As a fresh graduate, the job-hunting process is always intimidating as suddenly, the students must compete in positions with every other jobseeker despite not being sure of what their future holds and if they are good enough. Similar to any research done for any university graduates, students have to take advantage of the career services offered by their institution to overcome this lack of confidence and indecision (Gordon, 1995). Most graduates feel incompetent with limited work experience on their curriculum vitae (CV) (one year of internship experience) and not knowing how to sell themselves. They require coaching to be able to see their CV from a different perspective. Firstly, from guiding them in how they write their CV – what skills are you showing that you have gained through your one-year experience? Moving forward from there, it is about challenging their believes that one year of experience is insufficient – how true is that compared to graduates from other schools in your field? As a school with a reputation for employability and being recognized as one of the top three hospitality schools in the industry, how can you leverage that in your job-hunting process?

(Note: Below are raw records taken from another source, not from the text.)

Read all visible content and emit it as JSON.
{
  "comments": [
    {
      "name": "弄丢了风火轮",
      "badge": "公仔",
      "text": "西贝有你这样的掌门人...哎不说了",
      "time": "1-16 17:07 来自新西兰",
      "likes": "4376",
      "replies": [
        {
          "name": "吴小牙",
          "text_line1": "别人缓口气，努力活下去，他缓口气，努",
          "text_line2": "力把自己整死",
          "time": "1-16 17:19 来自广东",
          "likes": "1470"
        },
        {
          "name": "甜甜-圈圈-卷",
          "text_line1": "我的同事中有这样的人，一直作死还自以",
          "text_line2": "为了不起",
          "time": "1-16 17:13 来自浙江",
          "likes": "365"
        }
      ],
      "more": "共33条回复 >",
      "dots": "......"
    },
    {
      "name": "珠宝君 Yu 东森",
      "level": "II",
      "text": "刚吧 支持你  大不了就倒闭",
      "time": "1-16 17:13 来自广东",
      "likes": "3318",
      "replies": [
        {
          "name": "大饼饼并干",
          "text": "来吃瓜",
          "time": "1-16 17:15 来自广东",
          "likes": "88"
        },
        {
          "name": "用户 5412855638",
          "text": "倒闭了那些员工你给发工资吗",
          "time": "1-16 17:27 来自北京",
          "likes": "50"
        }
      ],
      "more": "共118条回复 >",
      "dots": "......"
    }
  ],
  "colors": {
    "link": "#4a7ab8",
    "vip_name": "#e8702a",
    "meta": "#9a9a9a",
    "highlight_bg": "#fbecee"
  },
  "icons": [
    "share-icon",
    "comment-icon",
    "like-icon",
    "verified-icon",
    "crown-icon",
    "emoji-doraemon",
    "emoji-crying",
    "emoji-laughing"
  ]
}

What is important is to coach the graduates to consider these questions systematically for them to have a shift in perspective that they have been equipped with a strong foundation to go forth in their job-hunting process with confidence. Furthermore, to be open to using different methods of job-hunting, beyond the usual unsolicited job applications via job boards. This can include leveraging on the alumni network or previous work experience to ask for advice and guidance in the right direction.
Impact of Coaching
For fresh graduates, the impact of coaching goes a long way since it is usually their first exposure to the benefits of being coached. What they begin to realize is that they have the answers within themselves, and all they need is for someone to ask them the right questions and to challenge their pre-existing mindset to consider other alternatives to their perspectives.
Coaching has also been very beneficial for my professional development in the long run. While it is so much easier to provide solutions upfront when asked, it takes a lot of courage and change of practice to provide the graduates with the empowerment to find out the answers on their own, especially since this is a skill they will need for the next 40 years of their career.
Gordon, V. (1995). The Undecided College Student. Springfield, IL: Charles C. Thomas Publisher.
Pavesic, D. V., & Brymer, R. A. (1989). Industry retention/ attrition of hospitality graduates. Hospitality Education and Research Journal, 13(3), 267-275.
Williams, P. W., & Hunter, M. (1991). Recruitment and retention insights for the hotel Industry. FIU Hospitality Review, Spring, 51 – 58.